Each line below that carries the string "icon" must appear in the answer.
· · · ·
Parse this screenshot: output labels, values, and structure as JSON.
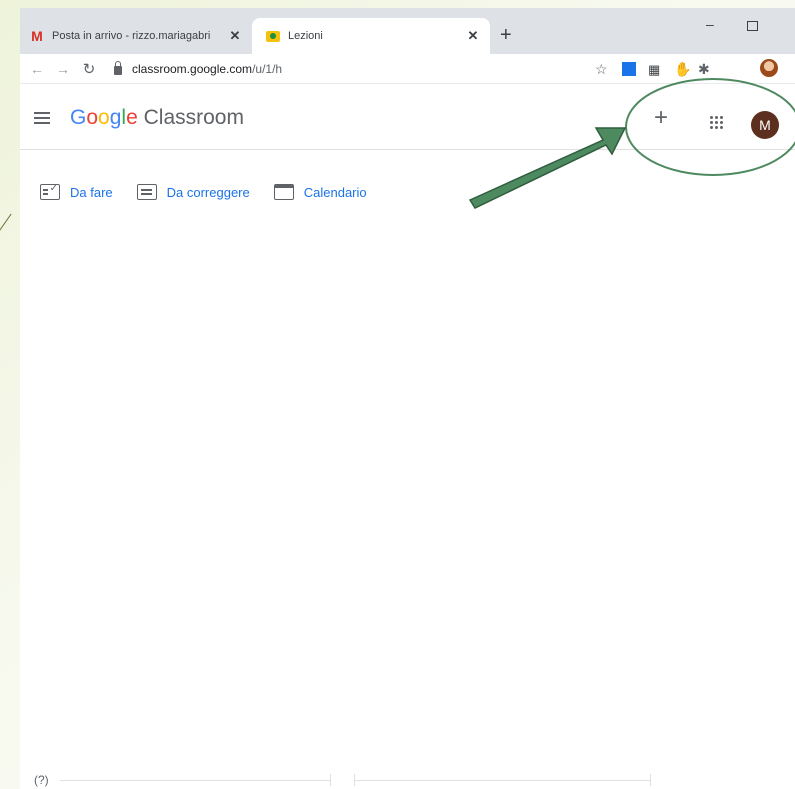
{
  "browser": {
    "tabs": [
      {
        "title": "Posta in arrivo - rizzo.mariagabri",
        "icon": "gmail-icon",
        "active": false
      },
      {
        "title": "Lezioni",
        "icon": "classroom-icon",
        "active": true
      }
    ],
    "close_symbol": "✕",
    "new_tab_symbol": "+",
    "url_host": "classroom.google.com",
    "url_path": "/u/1/h"
  },
  "app": {
    "logo_google": [
      "G",
      "o",
      "o",
      "g",
      "l",
      "e"
    ],
    "logo_product": "Classroom",
    "plus_symbol": "+",
    "account_initial": "M"
  },
  "links": [
    {
      "label": "Da fare",
      "icon": "todo-icon"
    },
    {
      "label": "Da correggere",
      "icon": "review-icon"
    },
    {
      "label": "Calendario",
      "icon": "calendar-icon"
    }
  ],
  "footer": {
    "help_symbol": "(?)"
  },
  "colors": {
    "accent": "#1a73e8",
    "annotation_green": "#4e8a60",
    "avatar": "#5d2f1f"
  }
}
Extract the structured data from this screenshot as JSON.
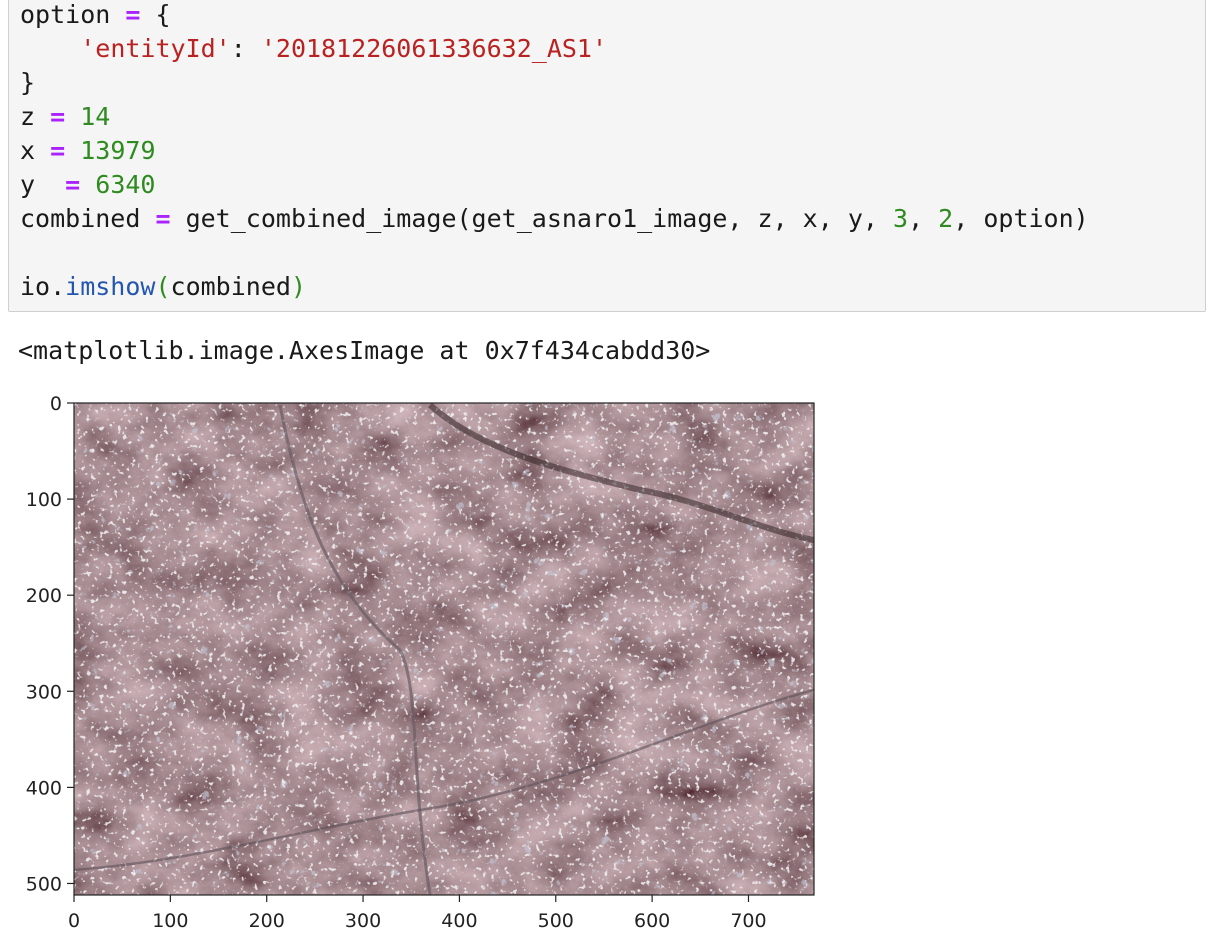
{
  "code": {
    "lines": [
      [
        {
          "t": "option "
        },
        {
          "t": "=",
          "c": "op"
        },
        {
          "t": " {"
        }
      ],
      [
        {
          "t": "    "
        },
        {
          "t": "'entityId'",
          "c": "str"
        },
        {
          "t": ": "
        },
        {
          "t": "'20181226061336632_AS1'",
          "c": "str"
        }
      ],
      [
        {
          "t": "}"
        }
      ],
      [
        {
          "t": "z "
        },
        {
          "t": "=",
          "c": "op"
        },
        {
          "t": " "
        },
        {
          "t": "14",
          "c": "num"
        }
      ],
      [
        {
          "t": "x "
        },
        {
          "t": "=",
          "c": "op"
        },
        {
          "t": " "
        },
        {
          "t": "13979",
          "c": "num"
        }
      ],
      [
        {
          "t": "y  "
        },
        {
          "t": "=",
          "c": "op"
        },
        {
          "t": " "
        },
        {
          "t": "6340",
          "c": "num"
        }
      ],
      [
        {
          "t": "combined "
        },
        {
          "t": "=",
          "c": "op"
        },
        {
          "t": " get_combined_image(get_asnaro1_image, z, x, y, "
        },
        {
          "t": "3",
          "c": "num"
        },
        {
          "t": ", "
        },
        {
          "t": "2",
          "c": "num"
        },
        {
          "t": ", option)"
        }
      ],
      [
        {
          "t": ""
        }
      ],
      [
        {
          "t": "io."
        },
        {
          "t": "imshow",
          "c": "fn"
        },
        {
          "t": "(",
          "c": "paren"
        },
        {
          "t": "combined"
        },
        {
          "t": ")",
          "c": "paren"
        }
      ]
    ]
  },
  "output": {
    "text": "<matplotlib.image.AxesImage at 0x7f434cabdd30>"
  },
  "plot": {
    "xlim": [
      0,
      768
    ],
    "ylim": [
      0,
      512
    ],
    "xticks": [
      0,
      100,
      200,
      300,
      400,
      500,
      600,
      700
    ],
    "yticks": [
      0,
      100,
      200,
      300,
      400,
      500
    ],
    "image_content": "satellite-image"
  },
  "colors": {
    "terrain_dark": "#3a2a2c",
    "terrain_mid": "#5a4446",
    "terrain_light": "#7a6466",
    "snow": "#d8d4d6",
    "urban": "#8a8ca0"
  }
}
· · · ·
### SOLUTION
        "icon": "gmail-icon",
        "icon": "classroom-icon",
      "icon": "todo-icon"
      "icon": "review-icon"
      "icon": "calendar-icon"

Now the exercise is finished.